These are considerable achievements and the fact they have often been buried beneath an avalanche of negativity points to a major failure in the effectiveness of South African public diplomacy – and of the Department of international Relations and Co-Operation in particular – which has been unable to challenge these deeply embedded, if often inaccurate, perceptions of the South African role on the continent.
However, perceptions remain a crucial aspect of politics and these, alongside, at best, an ambivalence towards the South African models of democracy and conflict resolution, continue to place serious constraints on what is achievable for South Africa on the continent. When added to the growing material weaknesses of South Africa - its economy is languishing in the doldrums with lethargic rates of growth and there has been an alarming decline in the capabilities of its military[v]
- it is clear that the country will be compelled to adapt to life in a multi-polar Africa where South Africa, although still much more than 'just another country', will be one of a number of important states seeking to manage the continent rather than the pre-eminent African power.
This may offer scope for constructive partnerships and a welcome burden sharing in the advancement of the African agenda but it may also be a prelude to discord and paralysis which will create greater openings for external powers thus undermining the idea of 'African solutions to African problems' which sustains the African Union. James Hamill is a lecturer in the School of History, Politics & International Relations at the University of Leicester, UK. His new book "Africa's Lost Leader: South Africa's Continental Role Since Apartheid" was published by the International Institute for Strategic Studies in January 2018. It can be bought on Amazon Kindle here.
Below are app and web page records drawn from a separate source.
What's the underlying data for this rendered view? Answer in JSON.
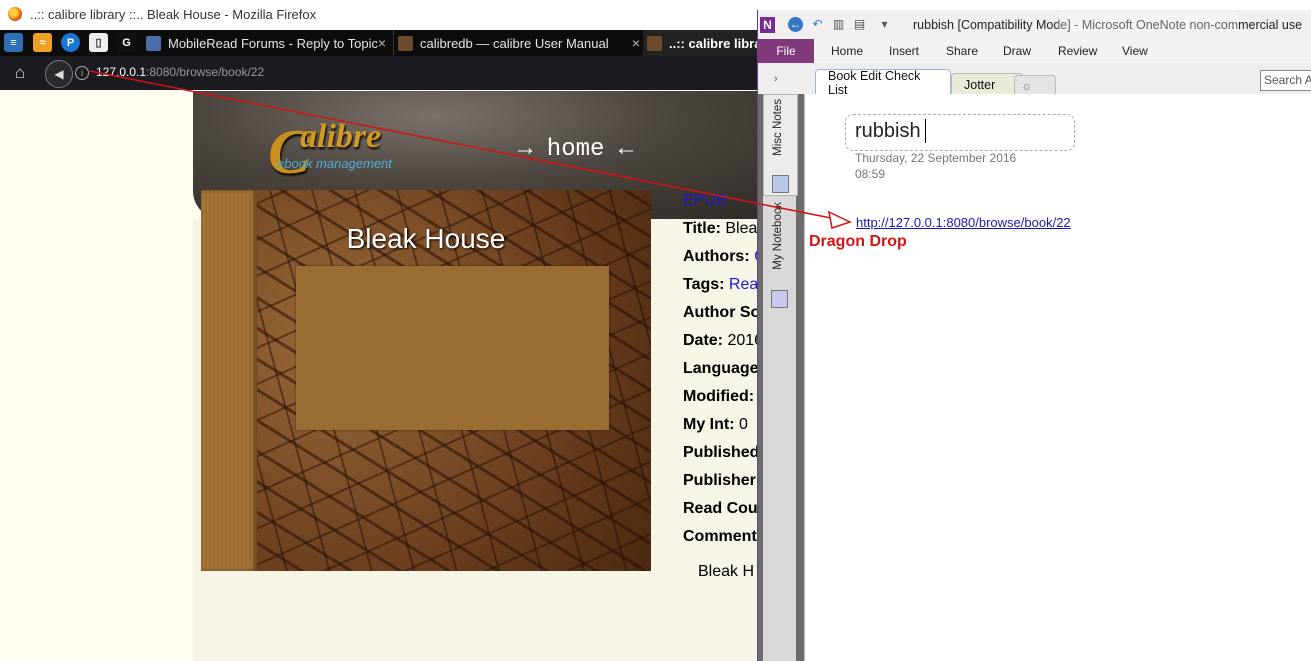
{
  "firefox": {
    "window_title": "..:: calibre library ::.. Bleak House - Mozilla Firefox",
    "tabs": [
      {
        "label": "MobileRead Forums - Reply to Topic",
        "close": "×"
      },
      {
        "label": "calibredb — calibre User Manual",
        "close": "×"
      },
      {
        "label": "..:: calibre library"
      }
    ],
    "pinned_icons": [
      "calibre-icon",
      "rss-icon",
      "p-icon",
      "paper-icon",
      "g-icon"
    ],
    "url_host": "127.0.0.1",
    "url_rest": ":8080/browse/book/22",
    "back_glyph": "◀",
    "home_glyph": "⌂"
  },
  "calibre": {
    "logo_c": "C",
    "logo_word": "alibre",
    "logo_sub": "ebook management",
    "home_link": "→ home ←",
    "cover_title": "Bleak House",
    "format": "EPUB",
    "fields": [
      {
        "label": "Title:",
        "value": " Blea",
        "link": false
      },
      {
        "label": "Authors:",
        "value": " C",
        "link": true
      },
      {
        "label": "Tags:",
        "value": " Rea",
        "link": true
      },
      {
        "label": "Author So",
        "value": "",
        "link": false
      },
      {
        "label": "Date:",
        "value": " 2016",
        "link": false
      },
      {
        "label": "Language",
        "value": "",
        "link": false
      },
      {
        "label": "Modified:",
        "value": "",
        "link": false
      },
      {
        "label": "My Int:",
        "value": " 0",
        "link": false
      },
      {
        "label": "Published",
        "value": "",
        "link": false
      },
      {
        "label": "Publisher",
        "value": "",
        "link": false
      },
      {
        "label": "Read Cou",
        "value": "",
        "link": false
      },
      {
        "label": "Comment",
        "value": "",
        "link": false
      }
    ],
    "footer_text": "Bleak H"
  },
  "onenote": {
    "window_title": "rubbish [Compatibility Mode] - Microsoft OneNote non-commercial use",
    "ribbon_tabs": [
      "File",
      "Home",
      "Insert",
      "Share",
      "Draw",
      "Review",
      "View"
    ],
    "section_tabs": [
      "Book Edit Check List",
      "Jotter",
      "☼"
    ],
    "search_placeholder": "Search All",
    "notebooks": [
      "Misc Notes",
      "My Notebook"
    ],
    "page_title": "rubbish",
    "page_date": "Thursday, 22 September  2016",
    "page_time": "08:59",
    "link_text": "http://127.0.0.1:8080/browse/book/22"
  },
  "annotation": {
    "label": "Dragon Drop",
    "color": "#d41414"
  }
}
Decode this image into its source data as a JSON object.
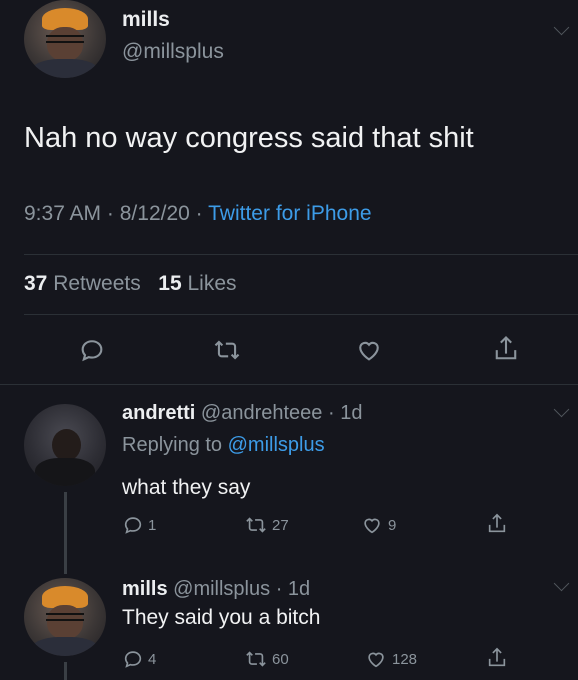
{
  "main_tweet": {
    "author_name": "mills",
    "author_handle": "@millsplus",
    "text": "Nah no way congress said that shit",
    "time": "9:37 AM",
    "date": "8/12/20",
    "source": "Twitter for iPhone",
    "retweets": "37",
    "retweets_label": "Retweets",
    "likes": "15",
    "likes_label": "Likes"
  },
  "replies": [
    {
      "author_name": "andretti",
      "author_handle": "@andrehteee",
      "age": "1d",
      "replying_prefix": "Replying to",
      "replying_to": "@millsplus",
      "text": "what they say",
      "reply_count": "1",
      "retweet_count": "27",
      "like_count": "9"
    },
    {
      "author_name": "mills",
      "author_handle": "@millsplus",
      "age": "1d",
      "text": "They said you a bitch",
      "reply_count": "4",
      "retweet_count": "60",
      "like_count": "128"
    }
  ],
  "separator": "·",
  "colors": {
    "background": "#15161d",
    "link_blue": "#3d9ce8",
    "muted_gray": "#8b949c"
  },
  "icons": [
    "reply-icon",
    "retweet-icon",
    "like-icon",
    "share-icon",
    "chevron-down-icon"
  ]
}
Footnotes: [i]
Jacques Pauw, The President's Keepers: Those Keeping Zuma In Power and Out of Prison
(Tafelberg, 2017) and Adriaan Basson and Pieter du Toit, Enemy of the People: How Jacob Zuma Stole South Africa and How The People Fought Back
(Jonathan Ball, 2017) [ii]
Nkosazana Dlamini-Zuma in Suzanne Graham, 'South Africa's Voting Behaviour at the United Nations Security Council: A Case of Boxing Mbeki and Unpacking Zuma' in Lesley Masters Siphamandla Zondi, Jo-Ansie Van Wyk and Chris Landsberg (eds), South African Foreign Policy Review: Volume
2 (Africa Institute of South Africa, 2015), p.74 [iii]
Maite Nkoane-Mashabane in Deon Geldenhuys, The Challenges of Good Global Citizenship: Ten Tenets of South Africa's Foreign Policy', Africa Review
, vol. 3, 2, 2011, p. 183. [iv]
Alexander O'Riordan, 'Is South Africa the World's Most Generous Donor?' South African Civil Society Information Service, 18 March 2015 [v]
Wendell Roelf 'South African Military in Critical Decline, Review Says', Reuters
, 25 March 2014